____ Data extracts
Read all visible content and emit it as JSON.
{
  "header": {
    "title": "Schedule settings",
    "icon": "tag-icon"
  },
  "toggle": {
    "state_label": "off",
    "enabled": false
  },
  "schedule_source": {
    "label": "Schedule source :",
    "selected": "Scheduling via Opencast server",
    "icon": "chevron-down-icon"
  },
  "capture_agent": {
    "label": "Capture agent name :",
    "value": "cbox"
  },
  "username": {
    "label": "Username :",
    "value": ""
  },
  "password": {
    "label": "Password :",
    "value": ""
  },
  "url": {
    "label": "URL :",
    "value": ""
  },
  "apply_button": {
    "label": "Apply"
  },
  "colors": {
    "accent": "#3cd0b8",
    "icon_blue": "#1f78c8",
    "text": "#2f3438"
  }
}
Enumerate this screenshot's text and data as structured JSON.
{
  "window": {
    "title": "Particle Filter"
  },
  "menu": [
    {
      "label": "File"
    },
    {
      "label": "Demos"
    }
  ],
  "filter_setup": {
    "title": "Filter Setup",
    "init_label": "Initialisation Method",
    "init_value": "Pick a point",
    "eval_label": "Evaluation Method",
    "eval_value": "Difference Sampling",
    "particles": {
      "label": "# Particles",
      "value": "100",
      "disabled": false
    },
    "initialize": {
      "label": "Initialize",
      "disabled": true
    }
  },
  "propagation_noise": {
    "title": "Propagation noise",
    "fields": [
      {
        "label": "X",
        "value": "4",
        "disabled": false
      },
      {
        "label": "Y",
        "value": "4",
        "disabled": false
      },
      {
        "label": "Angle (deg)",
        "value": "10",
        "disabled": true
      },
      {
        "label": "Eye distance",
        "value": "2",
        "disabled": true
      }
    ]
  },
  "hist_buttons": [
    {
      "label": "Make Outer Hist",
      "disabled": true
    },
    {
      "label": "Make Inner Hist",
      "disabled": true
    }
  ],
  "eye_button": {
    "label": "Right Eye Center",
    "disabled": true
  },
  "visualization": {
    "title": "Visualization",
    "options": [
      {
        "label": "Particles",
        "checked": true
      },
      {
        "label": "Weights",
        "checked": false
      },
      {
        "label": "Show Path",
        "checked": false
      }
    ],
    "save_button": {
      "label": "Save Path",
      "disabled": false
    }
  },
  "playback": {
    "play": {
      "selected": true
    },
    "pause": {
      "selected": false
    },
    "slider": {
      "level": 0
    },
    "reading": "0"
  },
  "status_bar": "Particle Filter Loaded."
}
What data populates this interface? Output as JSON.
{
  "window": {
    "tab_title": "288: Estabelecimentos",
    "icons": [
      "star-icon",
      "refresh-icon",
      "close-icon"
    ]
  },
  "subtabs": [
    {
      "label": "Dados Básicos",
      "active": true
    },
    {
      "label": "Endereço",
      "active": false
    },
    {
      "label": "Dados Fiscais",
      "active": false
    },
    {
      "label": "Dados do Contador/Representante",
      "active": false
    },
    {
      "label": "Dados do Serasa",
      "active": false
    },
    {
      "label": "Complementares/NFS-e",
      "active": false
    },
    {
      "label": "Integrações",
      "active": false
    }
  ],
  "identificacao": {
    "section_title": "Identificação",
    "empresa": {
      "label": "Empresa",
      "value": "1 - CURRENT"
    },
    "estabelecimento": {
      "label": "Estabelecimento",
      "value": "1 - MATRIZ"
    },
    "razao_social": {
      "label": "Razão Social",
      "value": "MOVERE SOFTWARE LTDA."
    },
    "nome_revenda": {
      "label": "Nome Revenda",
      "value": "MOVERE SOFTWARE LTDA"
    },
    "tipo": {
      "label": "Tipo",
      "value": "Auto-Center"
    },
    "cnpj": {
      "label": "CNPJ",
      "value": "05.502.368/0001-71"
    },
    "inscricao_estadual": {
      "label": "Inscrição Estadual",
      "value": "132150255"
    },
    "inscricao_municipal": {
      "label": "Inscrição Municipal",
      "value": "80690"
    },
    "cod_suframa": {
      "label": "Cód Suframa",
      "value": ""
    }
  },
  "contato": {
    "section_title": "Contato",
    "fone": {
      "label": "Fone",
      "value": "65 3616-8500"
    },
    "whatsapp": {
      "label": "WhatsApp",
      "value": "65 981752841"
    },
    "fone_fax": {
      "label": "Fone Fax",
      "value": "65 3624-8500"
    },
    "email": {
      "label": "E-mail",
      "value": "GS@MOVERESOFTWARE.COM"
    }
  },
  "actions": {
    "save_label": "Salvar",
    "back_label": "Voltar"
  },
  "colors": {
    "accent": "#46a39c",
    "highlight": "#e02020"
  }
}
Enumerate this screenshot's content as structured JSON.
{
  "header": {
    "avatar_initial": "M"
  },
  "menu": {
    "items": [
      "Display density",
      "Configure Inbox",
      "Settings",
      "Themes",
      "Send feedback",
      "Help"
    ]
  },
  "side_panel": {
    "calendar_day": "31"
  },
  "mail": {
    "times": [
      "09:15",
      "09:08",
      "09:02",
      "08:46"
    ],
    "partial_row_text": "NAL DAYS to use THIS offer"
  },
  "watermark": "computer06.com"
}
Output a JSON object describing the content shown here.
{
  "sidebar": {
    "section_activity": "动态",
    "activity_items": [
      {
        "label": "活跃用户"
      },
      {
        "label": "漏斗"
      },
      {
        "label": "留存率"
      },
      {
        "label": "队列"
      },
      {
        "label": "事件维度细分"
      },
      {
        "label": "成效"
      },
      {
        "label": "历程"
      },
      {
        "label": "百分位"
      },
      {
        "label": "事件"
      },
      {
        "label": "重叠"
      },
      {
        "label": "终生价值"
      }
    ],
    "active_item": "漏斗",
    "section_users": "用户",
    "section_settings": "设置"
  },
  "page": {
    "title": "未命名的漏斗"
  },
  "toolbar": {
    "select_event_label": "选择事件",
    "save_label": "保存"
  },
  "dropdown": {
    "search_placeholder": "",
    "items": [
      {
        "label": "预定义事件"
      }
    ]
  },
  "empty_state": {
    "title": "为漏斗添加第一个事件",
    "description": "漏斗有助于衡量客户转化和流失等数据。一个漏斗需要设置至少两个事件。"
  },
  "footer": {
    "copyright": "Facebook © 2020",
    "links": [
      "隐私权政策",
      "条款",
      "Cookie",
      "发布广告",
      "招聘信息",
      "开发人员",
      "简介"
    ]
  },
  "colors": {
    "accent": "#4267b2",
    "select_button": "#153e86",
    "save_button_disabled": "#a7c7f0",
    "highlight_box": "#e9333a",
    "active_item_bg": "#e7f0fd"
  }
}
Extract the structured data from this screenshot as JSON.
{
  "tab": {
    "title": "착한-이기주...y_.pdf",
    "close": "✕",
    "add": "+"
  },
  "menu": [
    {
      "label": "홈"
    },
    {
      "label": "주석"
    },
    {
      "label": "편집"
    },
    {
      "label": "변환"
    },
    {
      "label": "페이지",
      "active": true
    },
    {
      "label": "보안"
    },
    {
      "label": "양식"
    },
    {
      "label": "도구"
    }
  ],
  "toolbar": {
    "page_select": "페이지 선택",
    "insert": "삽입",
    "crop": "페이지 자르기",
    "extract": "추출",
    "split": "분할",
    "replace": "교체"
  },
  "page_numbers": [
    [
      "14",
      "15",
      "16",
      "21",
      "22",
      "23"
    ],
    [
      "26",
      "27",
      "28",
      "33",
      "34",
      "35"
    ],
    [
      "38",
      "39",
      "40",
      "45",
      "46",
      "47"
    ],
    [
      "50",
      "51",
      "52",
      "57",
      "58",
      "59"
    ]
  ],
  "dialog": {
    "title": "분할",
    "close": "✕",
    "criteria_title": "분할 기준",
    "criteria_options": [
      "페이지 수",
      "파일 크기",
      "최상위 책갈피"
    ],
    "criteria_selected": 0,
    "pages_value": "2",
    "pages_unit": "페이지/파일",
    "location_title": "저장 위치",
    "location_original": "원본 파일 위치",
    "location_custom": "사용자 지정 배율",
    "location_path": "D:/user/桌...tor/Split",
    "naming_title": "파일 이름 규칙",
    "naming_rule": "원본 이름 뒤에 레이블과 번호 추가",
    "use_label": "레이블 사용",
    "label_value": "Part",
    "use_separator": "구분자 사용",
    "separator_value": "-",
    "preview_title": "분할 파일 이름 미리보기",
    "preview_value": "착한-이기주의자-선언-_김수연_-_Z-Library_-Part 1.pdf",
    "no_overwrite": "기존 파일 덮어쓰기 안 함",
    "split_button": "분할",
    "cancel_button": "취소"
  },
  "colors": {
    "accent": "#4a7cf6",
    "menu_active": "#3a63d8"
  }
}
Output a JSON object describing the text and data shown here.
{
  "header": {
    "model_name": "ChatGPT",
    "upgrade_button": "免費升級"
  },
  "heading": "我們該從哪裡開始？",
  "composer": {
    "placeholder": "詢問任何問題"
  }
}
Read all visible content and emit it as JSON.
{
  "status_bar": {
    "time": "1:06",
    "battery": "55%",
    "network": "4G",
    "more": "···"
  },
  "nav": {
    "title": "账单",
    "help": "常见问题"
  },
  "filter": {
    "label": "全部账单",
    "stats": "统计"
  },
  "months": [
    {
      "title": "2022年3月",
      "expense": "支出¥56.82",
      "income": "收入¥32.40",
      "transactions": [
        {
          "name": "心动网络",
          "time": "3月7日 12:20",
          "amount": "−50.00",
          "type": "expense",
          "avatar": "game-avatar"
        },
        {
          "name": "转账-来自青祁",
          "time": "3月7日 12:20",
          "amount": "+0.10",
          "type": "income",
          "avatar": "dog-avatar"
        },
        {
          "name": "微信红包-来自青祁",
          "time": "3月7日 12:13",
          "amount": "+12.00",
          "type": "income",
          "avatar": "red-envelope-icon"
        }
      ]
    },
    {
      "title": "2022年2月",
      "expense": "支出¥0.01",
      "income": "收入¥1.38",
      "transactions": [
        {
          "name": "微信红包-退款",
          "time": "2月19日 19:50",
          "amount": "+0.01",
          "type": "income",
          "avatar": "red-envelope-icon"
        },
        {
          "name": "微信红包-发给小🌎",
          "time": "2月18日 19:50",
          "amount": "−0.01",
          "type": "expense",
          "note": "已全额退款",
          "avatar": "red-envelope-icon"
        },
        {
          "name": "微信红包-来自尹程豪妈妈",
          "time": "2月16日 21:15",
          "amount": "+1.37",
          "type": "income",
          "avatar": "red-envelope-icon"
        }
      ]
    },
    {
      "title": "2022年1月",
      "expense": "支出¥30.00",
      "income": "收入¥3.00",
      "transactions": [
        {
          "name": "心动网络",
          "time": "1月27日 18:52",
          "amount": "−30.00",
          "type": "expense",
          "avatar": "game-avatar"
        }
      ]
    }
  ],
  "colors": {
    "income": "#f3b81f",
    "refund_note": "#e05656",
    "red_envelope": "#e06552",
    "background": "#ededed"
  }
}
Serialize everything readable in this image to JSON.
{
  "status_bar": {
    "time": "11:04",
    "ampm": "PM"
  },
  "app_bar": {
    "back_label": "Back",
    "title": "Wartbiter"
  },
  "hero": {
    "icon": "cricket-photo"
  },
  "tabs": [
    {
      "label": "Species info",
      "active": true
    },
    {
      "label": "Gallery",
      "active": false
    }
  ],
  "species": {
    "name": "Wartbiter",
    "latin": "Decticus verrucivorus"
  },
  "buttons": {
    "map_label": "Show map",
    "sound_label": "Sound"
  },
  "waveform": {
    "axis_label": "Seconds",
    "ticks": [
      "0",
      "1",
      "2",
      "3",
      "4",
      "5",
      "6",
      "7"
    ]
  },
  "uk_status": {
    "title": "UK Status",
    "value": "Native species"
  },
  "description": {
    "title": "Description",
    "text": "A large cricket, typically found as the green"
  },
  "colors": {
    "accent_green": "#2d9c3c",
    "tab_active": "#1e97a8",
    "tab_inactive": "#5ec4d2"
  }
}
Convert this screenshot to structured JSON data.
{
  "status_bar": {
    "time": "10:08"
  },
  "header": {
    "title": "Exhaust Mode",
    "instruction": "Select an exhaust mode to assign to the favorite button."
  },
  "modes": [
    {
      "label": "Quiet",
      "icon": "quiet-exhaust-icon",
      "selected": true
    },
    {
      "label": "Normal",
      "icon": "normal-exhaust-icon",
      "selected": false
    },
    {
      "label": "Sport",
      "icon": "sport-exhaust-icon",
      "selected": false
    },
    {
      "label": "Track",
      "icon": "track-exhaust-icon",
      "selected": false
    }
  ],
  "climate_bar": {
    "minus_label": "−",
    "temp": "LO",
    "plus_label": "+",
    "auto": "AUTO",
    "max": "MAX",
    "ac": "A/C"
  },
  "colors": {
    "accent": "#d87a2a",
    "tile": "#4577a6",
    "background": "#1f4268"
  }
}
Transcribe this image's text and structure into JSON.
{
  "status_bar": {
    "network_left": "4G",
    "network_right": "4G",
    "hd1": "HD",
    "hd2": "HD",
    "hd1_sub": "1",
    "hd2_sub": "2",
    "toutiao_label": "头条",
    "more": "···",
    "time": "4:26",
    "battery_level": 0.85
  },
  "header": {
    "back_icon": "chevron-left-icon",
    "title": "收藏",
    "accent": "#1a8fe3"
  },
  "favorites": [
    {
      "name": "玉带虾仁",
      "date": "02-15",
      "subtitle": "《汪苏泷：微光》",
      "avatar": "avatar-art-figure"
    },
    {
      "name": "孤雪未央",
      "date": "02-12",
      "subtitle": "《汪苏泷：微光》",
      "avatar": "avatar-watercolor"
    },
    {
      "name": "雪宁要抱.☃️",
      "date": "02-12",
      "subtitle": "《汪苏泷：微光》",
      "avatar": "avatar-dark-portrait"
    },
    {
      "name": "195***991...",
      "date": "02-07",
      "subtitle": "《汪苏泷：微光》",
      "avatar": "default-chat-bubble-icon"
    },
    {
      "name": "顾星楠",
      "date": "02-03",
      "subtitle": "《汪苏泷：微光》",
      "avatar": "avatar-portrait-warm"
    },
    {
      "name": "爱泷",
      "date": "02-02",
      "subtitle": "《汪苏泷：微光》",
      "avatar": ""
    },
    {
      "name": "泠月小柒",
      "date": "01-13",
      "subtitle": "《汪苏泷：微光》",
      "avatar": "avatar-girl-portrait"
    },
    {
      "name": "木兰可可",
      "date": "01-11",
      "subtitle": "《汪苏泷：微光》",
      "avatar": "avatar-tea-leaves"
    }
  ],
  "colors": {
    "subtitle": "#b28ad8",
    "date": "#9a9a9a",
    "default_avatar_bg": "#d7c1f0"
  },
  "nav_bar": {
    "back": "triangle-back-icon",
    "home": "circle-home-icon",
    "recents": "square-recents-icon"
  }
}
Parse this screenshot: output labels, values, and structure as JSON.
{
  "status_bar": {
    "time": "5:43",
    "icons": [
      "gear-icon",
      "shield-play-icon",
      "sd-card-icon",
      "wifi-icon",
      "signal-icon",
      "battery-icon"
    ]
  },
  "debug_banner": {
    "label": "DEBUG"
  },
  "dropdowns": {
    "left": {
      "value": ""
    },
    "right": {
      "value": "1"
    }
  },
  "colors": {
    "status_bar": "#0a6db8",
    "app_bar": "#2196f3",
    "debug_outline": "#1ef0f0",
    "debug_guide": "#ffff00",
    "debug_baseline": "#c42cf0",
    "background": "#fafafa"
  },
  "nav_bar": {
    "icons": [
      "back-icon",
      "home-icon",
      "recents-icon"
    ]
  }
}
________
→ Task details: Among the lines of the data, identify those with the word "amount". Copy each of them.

→ Response area:
          "amount": "−50.00",
          "amount": "+0.10",
          "amount": "+12.00",
          "amount": "+0.01",
          "amount": "−0.01",
          "amount": "+1.37",
          "amount": "−30.00",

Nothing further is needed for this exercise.